How we age is a mix of genetics, environment and lifestyle. Although you might think genetics is the biggest factor, it only accounts for a small part. That means we have some control over many factors affecting how we will age.

I’ll bet you know someone who just doesn’t seem to age. The person may be 60 but look and act like not a day over 35. On the other hand, you might know someone who is frequently mistaken as much older than his or her true age.

How we age is a mix of genetics, environment and lifestyle. Although you might think genetics is the biggest factor, it only accounts for a small part. That means we have some control over many factors affecting how we will age.

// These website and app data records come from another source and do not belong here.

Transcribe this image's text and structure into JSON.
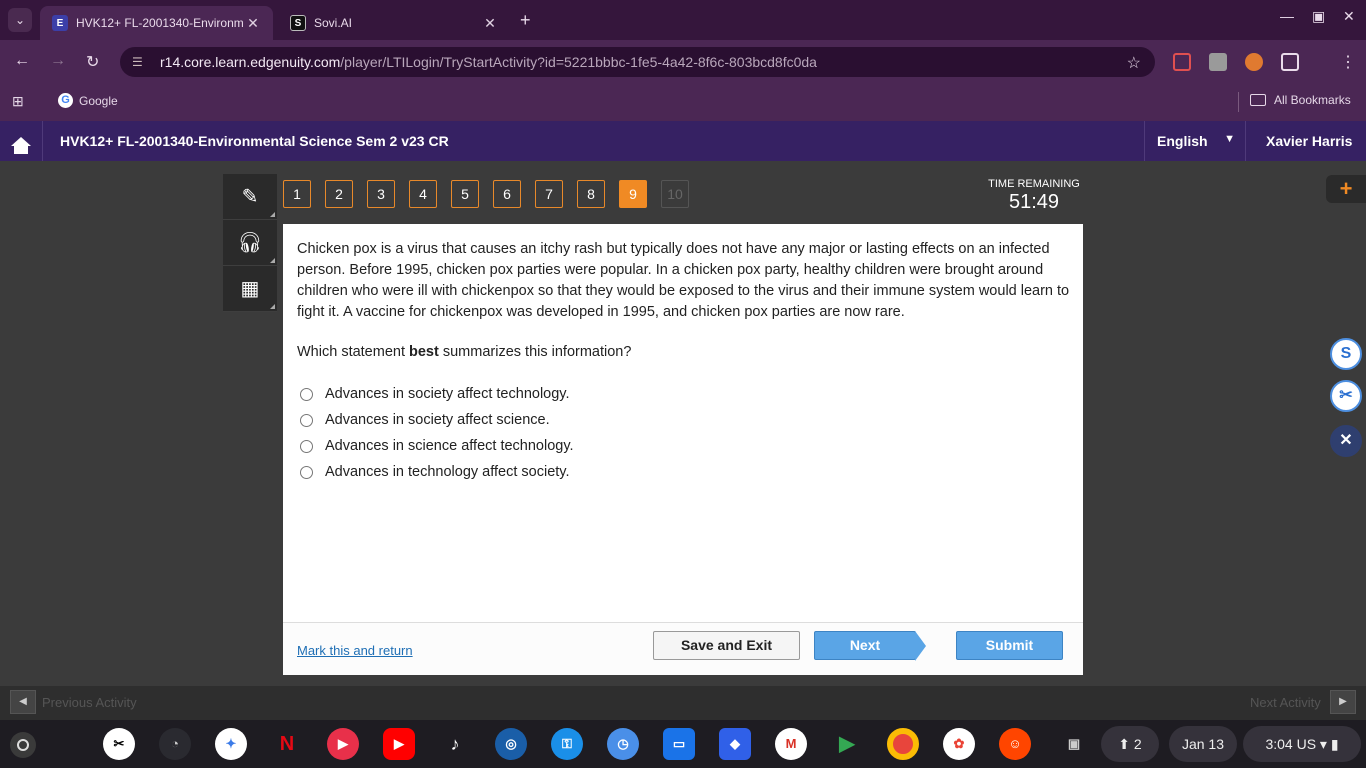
{
  "browser": {
    "tabs": [
      {
        "title": "HVK12+ FL-2001340-Environm",
        "favicon": "E",
        "active": true
      },
      {
        "title": "Sovi.AI",
        "favicon": "S",
        "active": false
      }
    ],
    "url_host": "r14.core.learn.edgenuity.com",
    "url_path": "/player/LTILogin/TryStartActivity?id=5221bbbc-1fe5-4a42-8f6c-803bcd8fc0da",
    "bookmarks": {
      "google": "Google",
      "all": "All Bookmarks"
    }
  },
  "app": {
    "course_title": "HVK12+ FL-2001340-Environmental Science Sem 2 v23 CR",
    "language": "English",
    "user": "Xavier Harris"
  },
  "quiz": {
    "question_numbers": [
      "1",
      "2",
      "3",
      "4",
      "5",
      "6",
      "7",
      "8",
      "9",
      "10"
    ],
    "current_question": "9",
    "timer_label": "TIME REMAINING",
    "timer_value": "51:49",
    "passage": "Chicken pox is a virus that causes an itchy rash but typically does not have any major or lasting effects on an infected person. Before 1995, chicken pox parties were popular. In a chicken pox party, healthy children were brought around children who were ill with chickenpox so that they would be exposed to the virus and their immune system would learn to fight it. A vaccine for chickenpox was developed in 1995, and chicken pox parties are now rare.",
    "question_pre": "Which statement ",
    "question_bold": "best",
    "question_post": " summarizes this information?",
    "options": [
      "Advances in society affect technology.",
      "Advances in society affect science.",
      "Advances in science affect technology.",
      "Advances in technology affect society."
    ],
    "mark_return": "Mark this and return",
    "save_exit": "Save and Exit",
    "next": "Next",
    "submit": "Submit"
  },
  "activity_bar": {
    "previous": "Previous Activity",
    "next": "Next Activity"
  },
  "taskbar": {
    "date": "Jan 13",
    "time": "3:04",
    "locale": "US",
    "notifications": "2"
  },
  "colors": {
    "accent_orange": "#f08a24",
    "header_purple": "#362163",
    "button_blue": "#5aa5e6"
  }
}
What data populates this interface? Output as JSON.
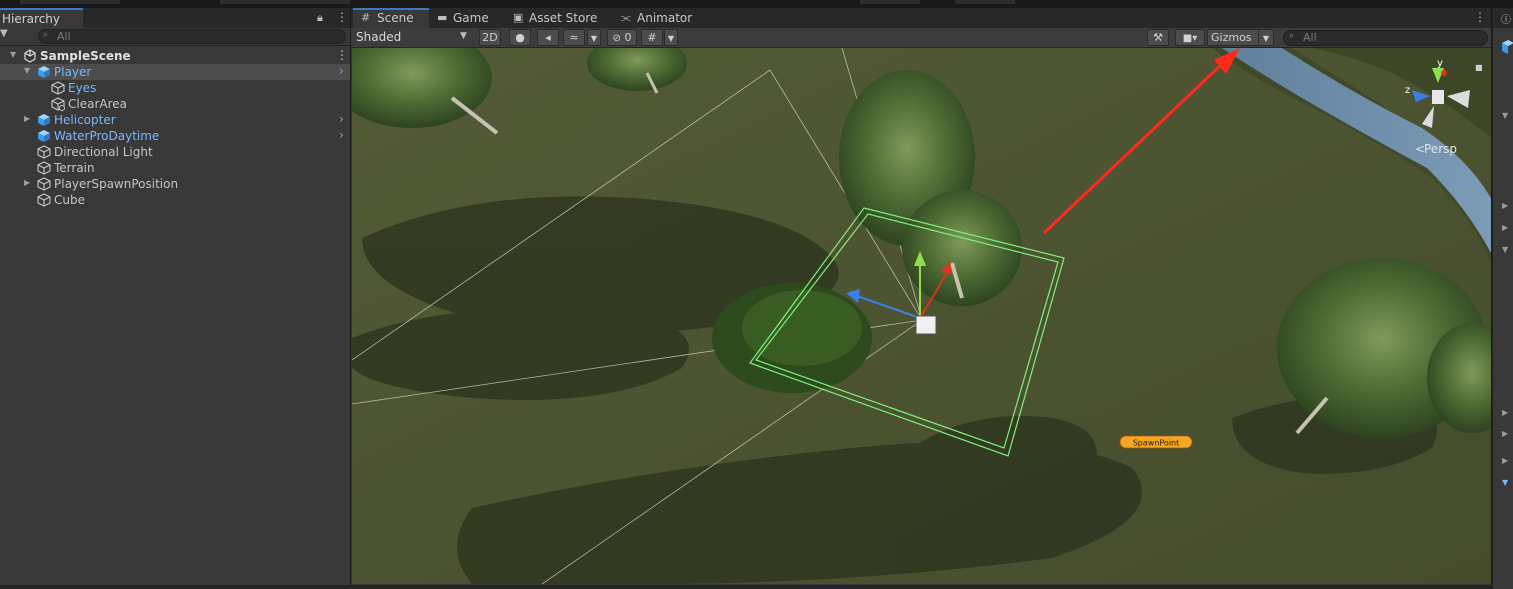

Diet is the most powerful intervention to delay aging and age-related disease. As we age, our metabolism slows down, we tend to be less active, and our gut function is less efficient. All this translates to a need for fewer calories. Good advice is to eat to be satisfied but not full. A diet rich in plants can help prevent some cancers and other diseases. Water is especially important to keep skin hydrated and compensate for less efficient kidneys.

Moving a little more on a daily basis will prove more beneficial as we age than exercising a lot sporadically. Lead a physical life by taking the stairs, getting a daily walk and doing yard work. This will help keep your muscles strong and maintain your mobility. Resistance training, such as light weight lifting or doing squats or pushups, is effective in reducing muscle lost due to aging. Aim for at least 30 minutes of activity that increases your heart rate daily, and add in some resistance exercises.

Few things age us more quickly than stress, especially chronic stress. Meditation is one technique that helps reduce stress and slow the aging process. Take charge of your thoughts — don’t focus on failures or negatives. Find a purpose for your life, and set your goals in order of importance. Keeping a positive attitude along with lots of smiles and laughter will help keep you young.

It’s important to manage any chronic diseases or illnesses that you may have. If you are diabetic, keep your blood sugars in a good range with diet, exercise and medications. The same goes for your blood pressure. Both diabetes and high blood pressure are major risk factors for heart disease and stroke, plus other complications.

Smoking not only can shorten your life by increasing your risk of heart disease and cancer, but it also accelerates aging, especially of the skin. Cigarettes, even e-cigs, contain toxins that damage our bodies inside and out. You’ll have fewer facial wrinkles, too, if you have not made a habit of sucking on a cigarette.

Sleep is an important recovery tool, especially as we age. The brain needs some down time to embed to memory the things it learns. The skin can show accelerated signs of aging when you don’t allow the body rest to restore and repair cells. Lack of sleep has also been linked to higher weights, higher blood pressures and depression. Try to get six to eight hours of quality sleep. You should wake up feeling rested and ready for the day.

As we age, we start to lose many of our family members and friends. This can lead to isolation and loneliness, which can increase stress and depression, shortening our life. It’s important to stay social. If you don’t have a network of friends any longer, try volunteering or enrolling in some fun classes to meet new people. Being around others will reduce your stress, improve your mood and boost your immunity.

Use your brain or lose it! Our brain processing capabilities slow down with age, so it’s important to make your brain work every day to keep it in tip-top shape. Learn a new language or skill, play games that require thinking, do mental math — anything that keeps the old noggin thinking. Exercise is important, not just for our muscles but also to keep the blood flowing to our brains.

Don’t worry about the number on your next birthday. Remember that you are only as old as you feel, and there are several things you can do to feel younger.